**EXERCISE AIM:** Where a line contains the word "JSON", copy that line from the records below.

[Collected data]
***
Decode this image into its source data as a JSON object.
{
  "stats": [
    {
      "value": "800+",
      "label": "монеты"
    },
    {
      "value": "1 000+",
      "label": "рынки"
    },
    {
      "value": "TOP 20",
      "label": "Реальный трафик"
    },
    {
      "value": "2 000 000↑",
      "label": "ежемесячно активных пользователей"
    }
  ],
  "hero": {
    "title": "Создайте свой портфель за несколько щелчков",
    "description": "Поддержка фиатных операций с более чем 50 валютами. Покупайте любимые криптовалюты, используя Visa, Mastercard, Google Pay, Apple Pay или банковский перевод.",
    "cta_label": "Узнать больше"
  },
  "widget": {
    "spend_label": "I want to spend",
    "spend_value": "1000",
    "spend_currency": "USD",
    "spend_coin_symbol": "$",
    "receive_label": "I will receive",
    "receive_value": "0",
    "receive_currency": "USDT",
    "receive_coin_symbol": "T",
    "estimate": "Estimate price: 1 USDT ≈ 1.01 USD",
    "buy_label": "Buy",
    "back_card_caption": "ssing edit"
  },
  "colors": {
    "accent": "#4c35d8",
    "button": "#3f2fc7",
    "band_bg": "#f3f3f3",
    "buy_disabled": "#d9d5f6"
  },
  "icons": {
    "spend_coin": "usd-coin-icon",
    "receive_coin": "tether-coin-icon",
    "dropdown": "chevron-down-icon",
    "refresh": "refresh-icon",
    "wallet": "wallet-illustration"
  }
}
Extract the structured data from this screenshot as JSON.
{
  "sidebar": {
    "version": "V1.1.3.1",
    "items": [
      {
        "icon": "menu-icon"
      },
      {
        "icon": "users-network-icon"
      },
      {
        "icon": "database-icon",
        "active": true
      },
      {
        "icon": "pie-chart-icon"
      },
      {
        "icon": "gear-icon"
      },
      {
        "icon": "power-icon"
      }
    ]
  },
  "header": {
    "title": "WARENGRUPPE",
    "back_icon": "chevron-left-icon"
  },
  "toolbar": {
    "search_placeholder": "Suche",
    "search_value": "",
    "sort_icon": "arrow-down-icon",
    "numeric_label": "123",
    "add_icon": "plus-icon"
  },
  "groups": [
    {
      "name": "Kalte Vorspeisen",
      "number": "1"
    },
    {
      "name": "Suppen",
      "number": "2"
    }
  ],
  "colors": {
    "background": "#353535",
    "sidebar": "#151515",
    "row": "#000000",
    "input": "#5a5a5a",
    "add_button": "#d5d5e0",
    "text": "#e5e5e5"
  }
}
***
**FINAL ANSWER:**
Decode this image into its source data as a JSON object.
Extract the structured data from this screenshot as JSON.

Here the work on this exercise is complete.